A16: Midwinter’s Chill

Midwinter's chill

This module is 44 pages long, 1 page front cover, 1 page editorial, 1 page ToC, 1 page SRD, 1 page advertisement, leaving us with 39 pages of content, so let’s check this out!


This being an adventure-review, the following contains SPOILERS. Potential players should jump to the conclusion.


All right, still here? A swathe  of supernatural cold is cutting through the regions of the Klavek Kingdom, courtesy of a mysterious force and the PCs are on route towards Whitespire Abbey. The isolated place has been all but been wiped out and is now home to  cultists and other cold-related beings – a few pages  missing from one tome as well as one portal to a demiplane are all the PCs will find clue-wise apart from a surprisingly eclectic array of cold-themed adversaries.


Taking the step through the portal, the PCs go on to explore  the Roots of Winter, floating frigid isles connected via fragile bridges, where a Marid, cold elementals, cold based undead spirits and finally, Ofas, the arctic minotaur druid and henchman to the true mastermind of the sudden cold snap, who guards a teleportation spire that leads to the disturbing fortress depicted on the cover.


The beautiful full-color artwork is evocative and sets the mood, for it turns out that in the arctic fortress, beyond her minions and reanimated undead father, Midwinter waits – a very old white dragon! Upon her defeat, the adventure is over – for now, for Midwinter was just the first in a series of draconic incursions masterminded by one seeking to resurrect the empire of Saatman.


The pdf also has one new massive teleportation spell, a write-up for a new god/religion, 3 magical items and a short 2-page appendix with information on hatching/training dragons.



Editing and formatting are very good, I didn’t notice any significant glitches. Layout adheres to a  2-column-standard and the respective headers have a nice frost-covered tinge. The cover artwork is glorious and the pdf comes with full bookmarks. As per the writing of this review, Hero Lab-files are not yet part of the deal, but from whaqt I can glean, are planned.
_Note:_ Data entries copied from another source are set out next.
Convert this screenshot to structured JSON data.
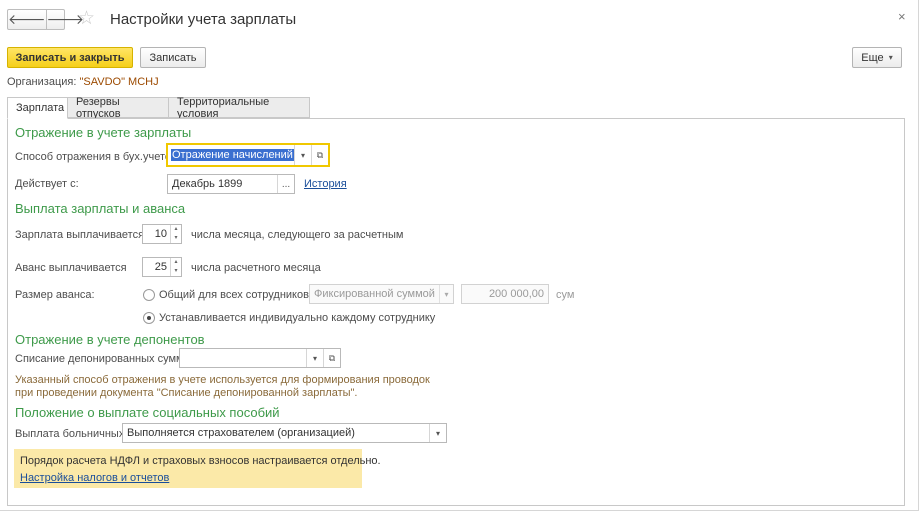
{
  "header": {
    "back_icon": "arrow-left-icon",
    "forward_icon": "arrow-right-icon",
    "back_glyph": "🡐",
    "forward_glyph": "🡒",
    "favorite_glyph": "☆",
    "close_glyph": "×",
    "title": "Настройки учета зарплаты"
  },
  "toolbar": {
    "save_close_label": "Записать и закрыть",
    "save_label": "Записать",
    "more_label": "Еще",
    "more_caret": "▾"
  },
  "organization": {
    "label": "Организация:",
    "value": "\"SAVDO\" MCHJ"
  },
  "tabs": [
    {
      "label": "Зарплата",
      "active": true
    },
    {
      "label": "Резервы отпусков",
      "active": false
    },
    {
      "label": "Территориальные условия",
      "active": false
    }
  ],
  "salary_accounting": {
    "heading": "Отражение в учете зарплаты",
    "method_label": "Способ отражения в бух.учете:",
    "method_value": "Отражение начислений по",
    "effective_label": "Действует с:",
    "effective_value": "Декабрь 1899",
    "history_link": "История",
    "dropdown_glyph": "▾",
    "open_glyph": "⧉",
    "ellipsis_glyph": "..."
  },
  "payment": {
    "heading": "Выплата зарплаты и аванса",
    "salary_label": "Зарплата выплачивается",
    "salary_day": "10",
    "salary_suffix": "числа месяца, следующего за расчетным",
    "advance_label": "Аванс выплачивается",
    "advance_day": "25",
    "advance_suffix": "числа расчетного месяца",
    "advance_size_label": "Размер аванса:",
    "option_common": "Общий для всех сотрудников",
    "advance_type_value": "Фиксированной суммой",
    "advance_amount": "200 000,00",
    "currency": "сум",
    "option_individual": "Устанавливается индивидуально каждому сотруднику",
    "selected_option": "individual"
  },
  "deponents": {
    "heading": "Отражение в учете депонентов",
    "writeoff_label": "Списание депонированных сумм:",
    "writeoff_value": "",
    "hint_line1": "Указанный способ отражения в учете используется для формирования проводок",
    "hint_line2": "при проведении документа \"Списание депонированной зарплаты\"."
  },
  "benefits": {
    "heading": "Положение о выплате социальных пособий",
    "sick_label": "Выплата больничных:",
    "sick_value": "Выполняется страхователем (организацией)"
  },
  "note": {
    "text": "Порядок расчета НДФЛ и страховых взносов настраивается отдельно.",
    "link": "Настройка налогов и отчетов"
  },
  "colors": {
    "accent_green": "#3e9a4a",
    "primary_yellow": "#f5cf1a",
    "link_blue": "#1a4e9a",
    "note_bg": "#fbe9a8"
  }
}
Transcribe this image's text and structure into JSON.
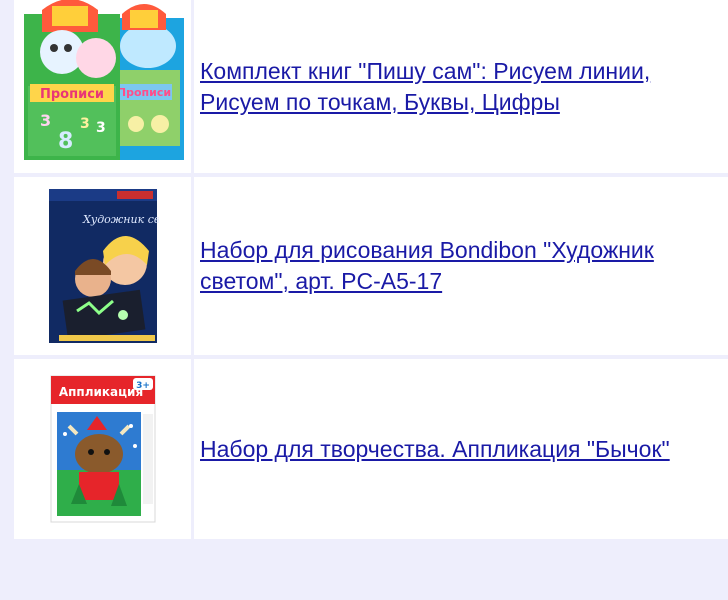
{
  "products": [
    {
      "title": "Комплект книг \"Пишу сам\": Рисуем линии, Рисуем по точкам, Буквы, Цифры",
      "image_label": "Прописи",
      "image_label_secondary": "Прописи"
    },
    {
      "title": "Набор для рисования Bondibon \"Художник светом\", арт. PC-A5-17",
      "image_label": "Художник светом"
    },
    {
      "title": "Набор для творчества. Аппликация \"Бычок\"",
      "image_label": "Аппликация",
      "age_badge": "3+"
    }
  ],
  "colors": {
    "link": "#1a1aa6",
    "page_background": "#eeeefc",
    "cell_background": "#ffffff"
  }
}
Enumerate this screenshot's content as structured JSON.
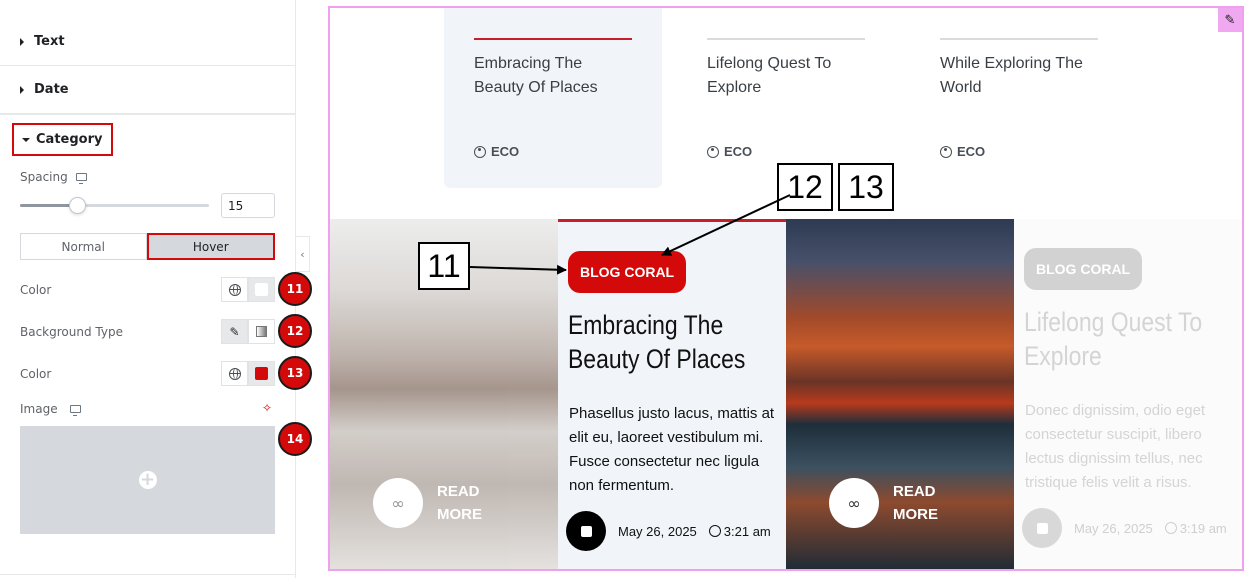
{
  "panel": {
    "sections": [
      {
        "label": "Text"
      },
      {
        "label": "Date"
      }
    ],
    "category": {
      "label": "Category"
    },
    "spacing": {
      "label": "Spacing",
      "value": "15",
      "slider_fraction": 0.3
    },
    "tabs": [
      {
        "label": "Normal"
      },
      {
        "label": "Hover"
      }
    ],
    "active_tab": "Hover",
    "color1": {
      "label": "Color",
      "swatch": "#ffffff"
    },
    "bg_type": {
      "label": "Background Type"
    },
    "color2": {
      "label": "Color",
      "swatch": "#d40a0a"
    },
    "image": {
      "label": "Image"
    },
    "badges": [
      "11",
      "12",
      "13",
      "14"
    ]
  },
  "preview": {
    "nav_cards": [
      {
        "title": "Embracing The Beauty Of Places",
        "meta": "ECO"
      },
      {
        "title": "Lifelong Quest To Explore",
        "meta": "ECO"
      },
      {
        "title": "While Exploring The World",
        "meta": "ECO"
      }
    ],
    "slide_active": {
      "category": "BLOG CORAL",
      "title": "Embracing The Beauty Of Places",
      "text": "Phasellus justo lacus, mattis at elit eu, laoreet vestibulum mi. Fusce consectetur nec ligula non fermentum.",
      "date": "May 26, 2025",
      "time": "3:21 am"
    },
    "slide_faded": {
      "category": "BLOG CORAL",
      "title": "Lifelong Quest To Explore",
      "text": "Donec dignissim, odio eget consectetur suscipit, libero lectus dignissim tellus, nec tristique felis velit a risus.",
      "date": "May 26, 2025",
      "time": "3:19 am"
    },
    "read_more": "READ MORE"
  },
  "annotations": {
    "a11": "11",
    "a12": "12",
    "a13": "13"
  },
  "colors": {
    "accent_red": "#d40a0a",
    "selection_border": "#f0a0f0",
    "active_line": "#c81e2b"
  }
}
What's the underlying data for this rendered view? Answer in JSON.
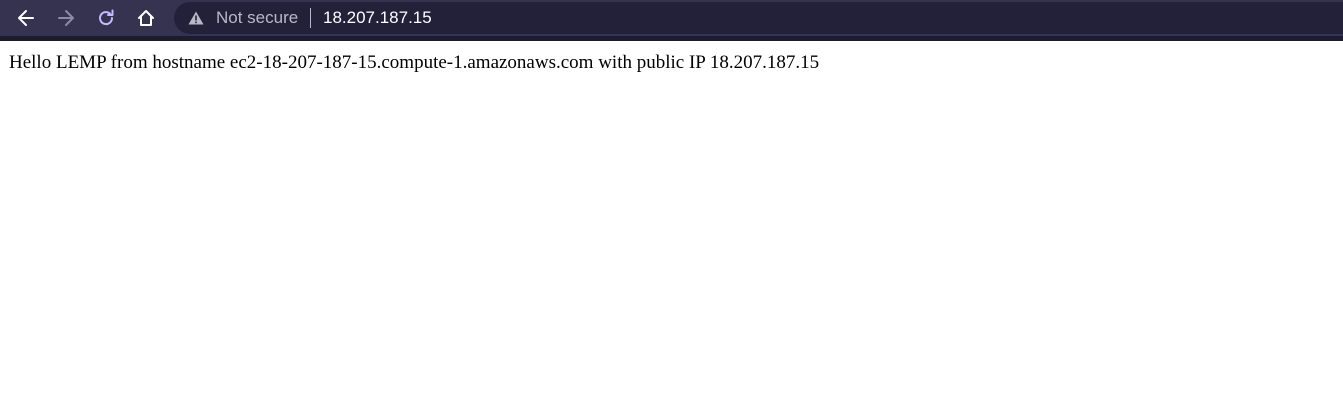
{
  "browser": {
    "toolbar_color": "#35334f",
    "icons": [
      "back-icon",
      "forward-icon",
      "reload-icon",
      "home-icon",
      "warning-icon"
    ],
    "security_label": "Not secure",
    "url": "18.207.187.15"
  },
  "page": {
    "text": "Hello LEMP from hostname ec2-18-207-187-15.compute-1.amazonaws.com with public IP 18.207.187.15"
  }
}
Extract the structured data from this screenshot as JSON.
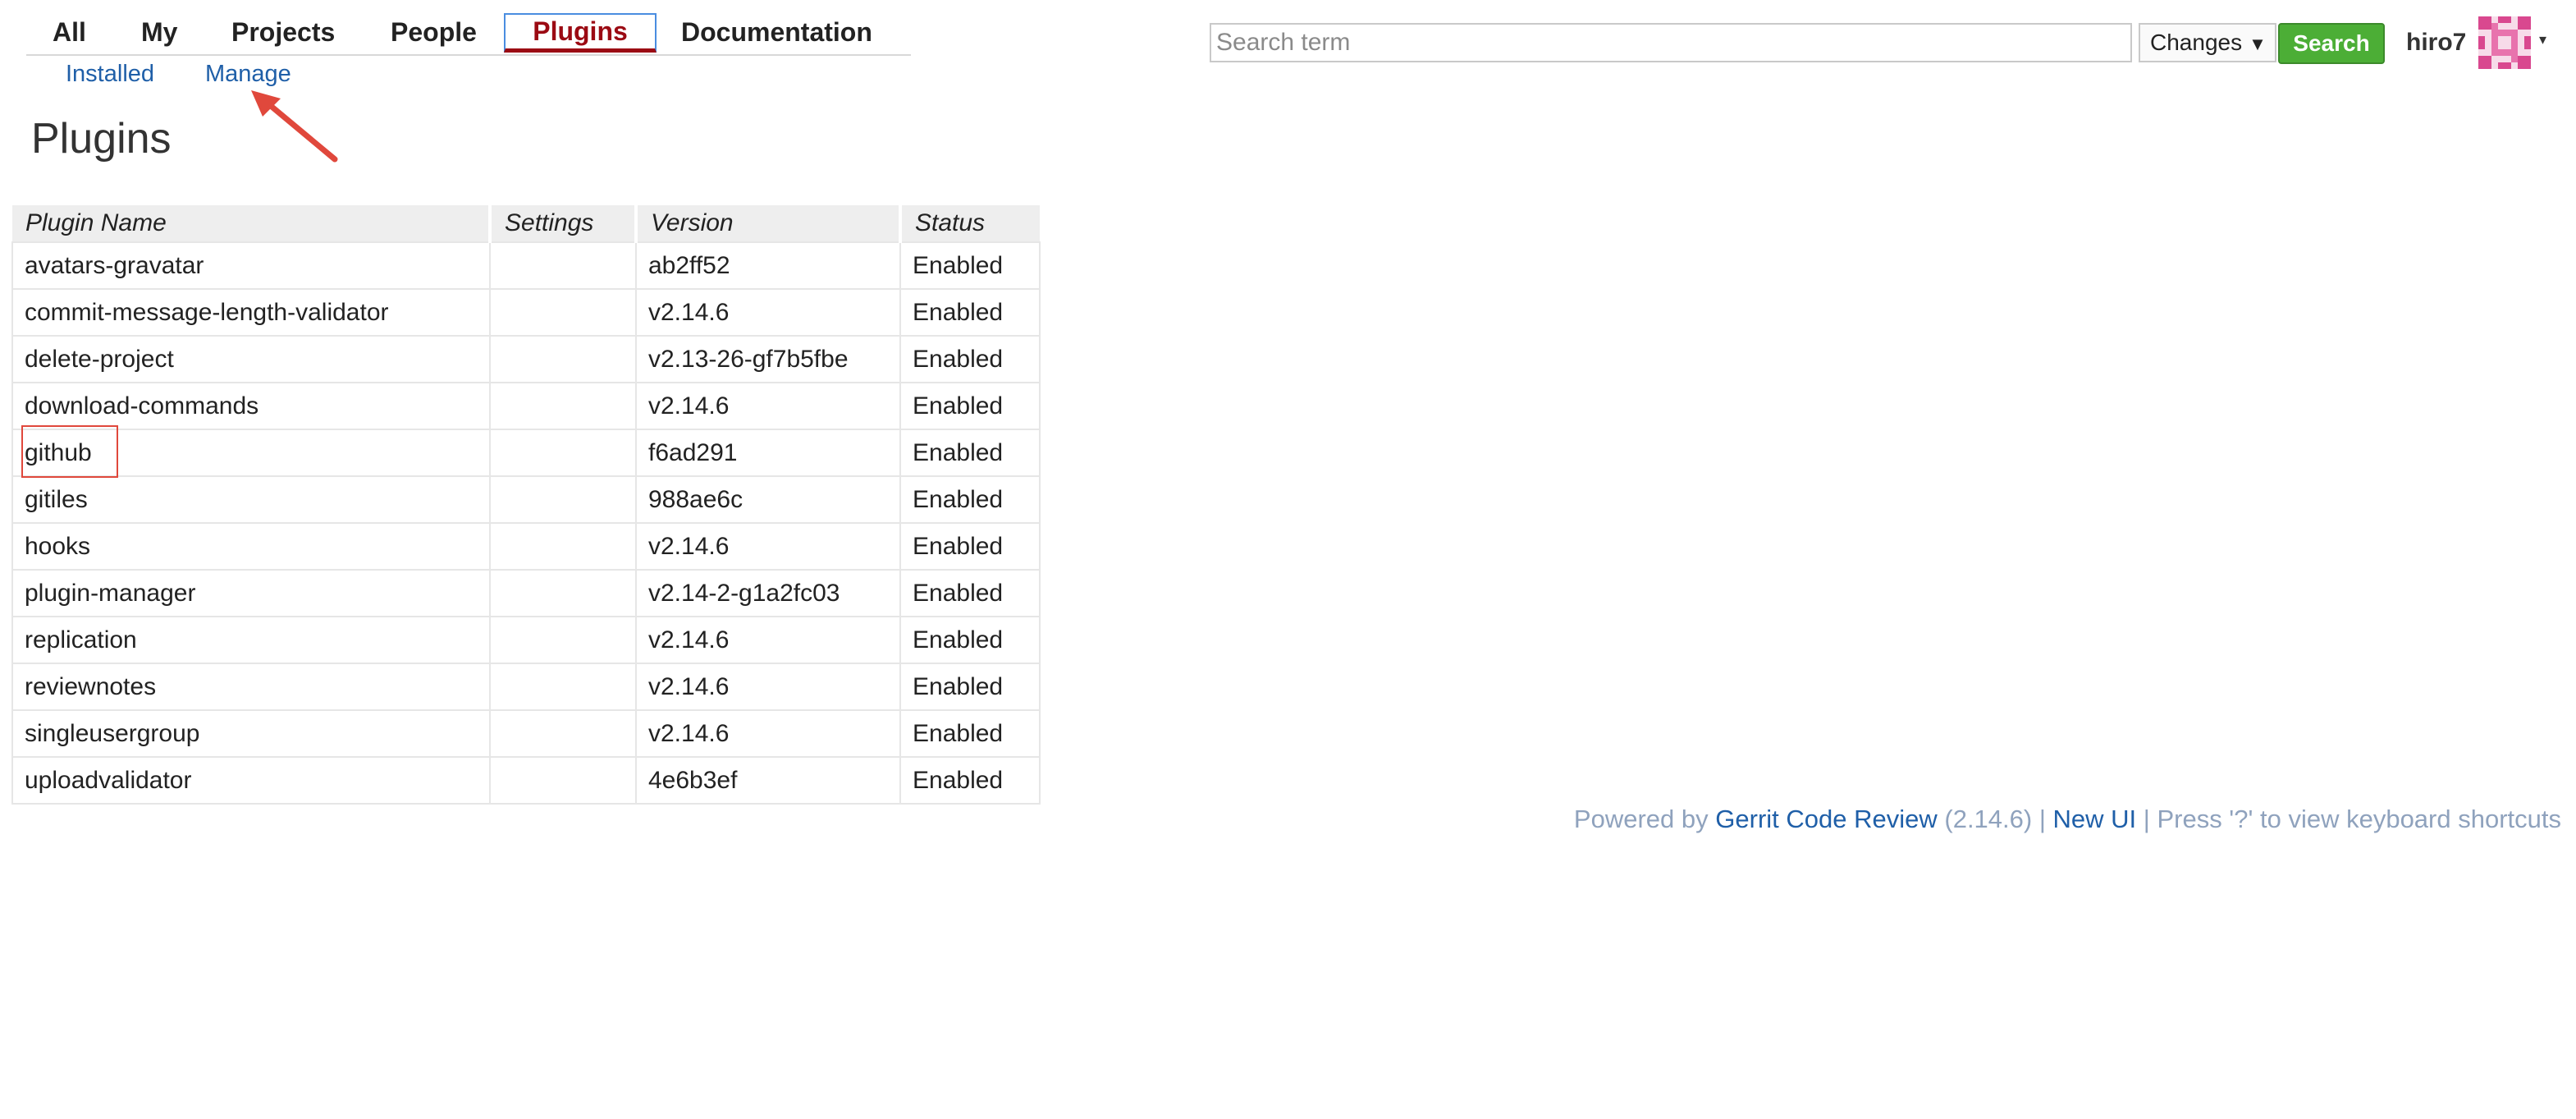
{
  "topmenu": {
    "items": [
      "All",
      "My",
      "Projects",
      "People",
      "Plugins",
      "Documentation"
    ],
    "active": "Plugins"
  },
  "submenu": {
    "items": [
      "Installed",
      "Manage"
    ]
  },
  "page": {
    "title": "Plugins"
  },
  "search": {
    "placeholder": "Search term",
    "value": "",
    "scope": "Changes",
    "button": "Search"
  },
  "user": {
    "name": "hiro7",
    "caret": "▾"
  },
  "table": {
    "headers": [
      "Plugin Name",
      "Settings",
      "Version",
      "Status"
    ],
    "rows": [
      {
        "name": "avatars-gravatar",
        "settings": "",
        "version": "ab2ff52",
        "status": "Enabled"
      },
      {
        "name": "commit-message-length-validator",
        "settings": "",
        "version": "v2.14.6",
        "status": "Enabled"
      },
      {
        "name": "delete-project",
        "settings": "",
        "version": "v2.13-26-gf7b5fbe",
        "status": "Enabled"
      },
      {
        "name": "download-commands",
        "settings": "",
        "version": "v2.14.6",
        "status": "Enabled"
      },
      {
        "name": "github",
        "settings": "",
        "version": "f6ad291",
        "status": "Enabled"
      },
      {
        "name": "gitiles",
        "settings": "",
        "version": "988ae6c",
        "status": "Enabled"
      },
      {
        "name": "hooks",
        "settings": "",
        "version": "v2.14.6",
        "status": "Enabled"
      },
      {
        "name": "plugin-manager",
        "settings": "",
        "version": "v2.14-2-g1a2fc03",
        "status": "Enabled"
      },
      {
        "name": "replication",
        "settings": "",
        "version": "v2.14.6",
        "status": "Enabled"
      },
      {
        "name": "reviewnotes",
        "settings": "",
        "version": "v2.14.6",
        "status": "Enabled"
      },
      {
        "name": "singleusergroup",
        "settings": "",
        "version": "v2.14.6",
        "status": "Enabled"
      },
      {
        "name": "uploadvalidator",
        "settings": "",
        "version": "4e6b3ef",
        "status": "Enabled"
      }
    ]
  },
  "footer": {
    "powered_by": "Powered by",
    "product_link": "Gerrit Code Review",
    "version": "(2.14.6) |",
    "new_ui_link": "New UI",
    "shortcut_hint": "| Press '?' to view keyboard shortcuts"
  },
  "colors": {
    "active_menu": "#9b0a13",
    "link": "#1f5fa8",
    "search_button": "#4cae36",
    "annotation": "#e0483c",
    "footer_text": "#8fa2bd"
  }
}
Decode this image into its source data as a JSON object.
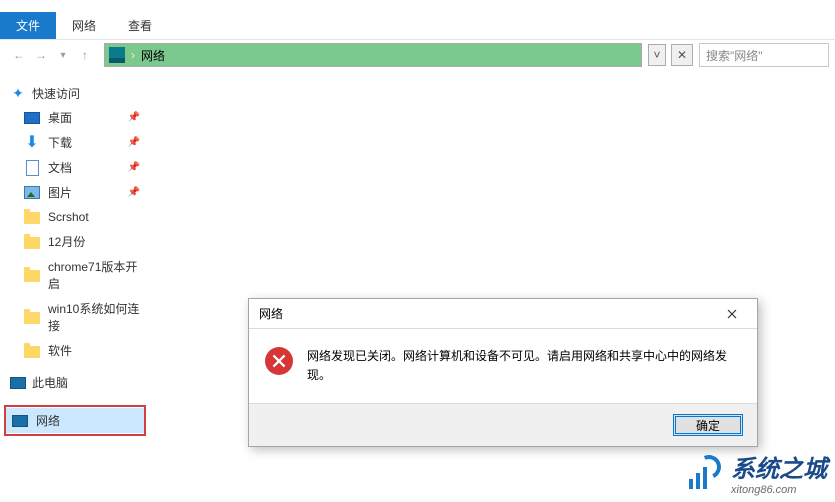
{
  "ribbon": {
    "file": "文件",
    "tab_network": "网络",
    "tab_view": "查看"
  },
  "address": {
    "location": "网络"
  },
  "search": {
    "placeholder": "搜索\"网络\""
  },
  "sidebar": {
    "quick_access": "快速访问",
    "items": [
      {
        "label": "桌面",
        "pinned": true
      },
      {
        "label": "下载",
        "pinned": true
      },
      {
        "label": "文档",
        "pinned": true
      },
      {
        "label": "图片",
        "pinned": true
      },
      {
        "label": "Scrshot",
        "pinned": false
      },
      {
        "label": "12月份",
        "pinned": false
      },
      {
        "label": "chrome71版本开启",
        "pinned": false
      },
      {
        "label": "win10系统如何连接",
        "pinned": false
      },
      {
        "label": "软件",
        "pinned": false
      }
    ],
    "this_pc": "此电脑",
    "network": "网络"
  },
  "dialog": {
    "title": "网络",
    "message": "网络发现已关闭。网络计算机和设备不可见。请启用网络和共享中心中的网络发现。",
    "ok": "确定"
  },
  "watermark": {
    "cn": "系统之城",
    "en": "xitong86.com"
  }
}
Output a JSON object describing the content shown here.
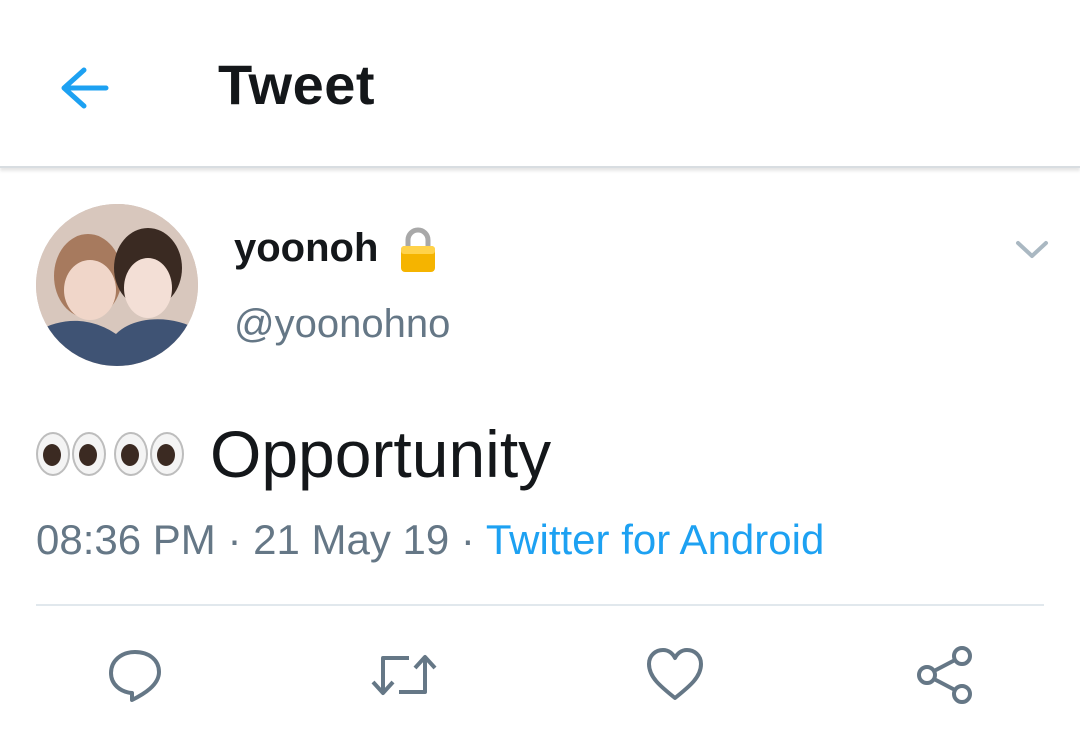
{
  "header": {
    "title": "Tweet",
    "back_icon": "arrow-left-icon",
    "accent": "#1da1f2"
  },
  "tweet": {
    "display_name": "yoonoh",
    "handle": "@yoonohno",
    "protected_icon": "lock-icon",
    "emoji": "eyes-emoji x2",
    "text": "Opportunity",
    "time": "08:36 PM",
    "date": "21 May 19",
    "separator": "·",
    "source": "Twitter for Android"
  },
  "actions": [
    {
      "name": "reply",
      "icon": "reply-icon"
    },
    {
      "name": "retweet",
      "icon": "retweet-icon"
    },
    {
      "name": "like",
      "icon": "heart-icon"
    },
    {
      "name": "share",
      "icon": "share-icon"
    }
  ],
  "colors": {
    "text_primary": "#14171a",
    "text_secondary": "#657786",
    "link": "#1da1f2",
    "icon_gray": "#657786"
  }
}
With teh layout revision, no more printer-friendly version is included, but honestly, it’s not absolutely required with a relatively printer-friendly layout.


Midwinter’s Chill is an interesting adventure in that it offers us extremely iconic, glorious locations – perhaps the biggest strength of author Michael McCarthy’s writing in any of his modules and the locations are provided with the gorgeous cartography we’ve come to expect from Todd Gamble. That out of the way, not all is well with Midwinter’s Chill: The locales are superbly cool backdrops that remain just that: Backdrops.I can’t, for the life of me, not fathom why aqrctic dangers, slippery bridges biting winds, blizzards that grant concealment and the like are not part of the module: At the very latest in the demiplane included, hostile environment used to the advantage by the inhabitants should not be considered optional, but compulsory. What use are rope-bridges suspended over an endless chasm of white cold when the PCs can’t fall down/ be pummeled down? Where are the sheets of ice? The same holds true for the iconic, cool final fortress:

With such a look, why can’t the BbeG of the module e.g. partially animate the fortress to attack PCs? Why is the fortress so short/relatively ill-defended? The latter could be explained by the PCs bypassing much of the defenses via their means of egress to the area, but still: While not as bad as in Icecrag Monastery, the module still feels like its BbeG spinning the wheels. A section on tactics and some nasty surprises would have gone a long way to make the BbeG feel more menacing.  But in contrast to the  lack of environmental peculiarities, this is in the case of this module, a minor weakness that can be neglected.

All in all, the module feels like its content has been trimmed down to the point where a couple of additional pages to provide a crunchy foundation to the awesome fluff would easily have been in the realm of possibility. The finale feels a bit abrupt as well and could use a slightly more expanded build-up, e.g. via braving multiple ice elementals in a blizzard, trekking through deadly frozen wastes, etc. to drive home the epic, iconic location in the end. In spite of the stellar locations, I thus can’t rate this module higher than 3 stars.


Endzeitgeist out.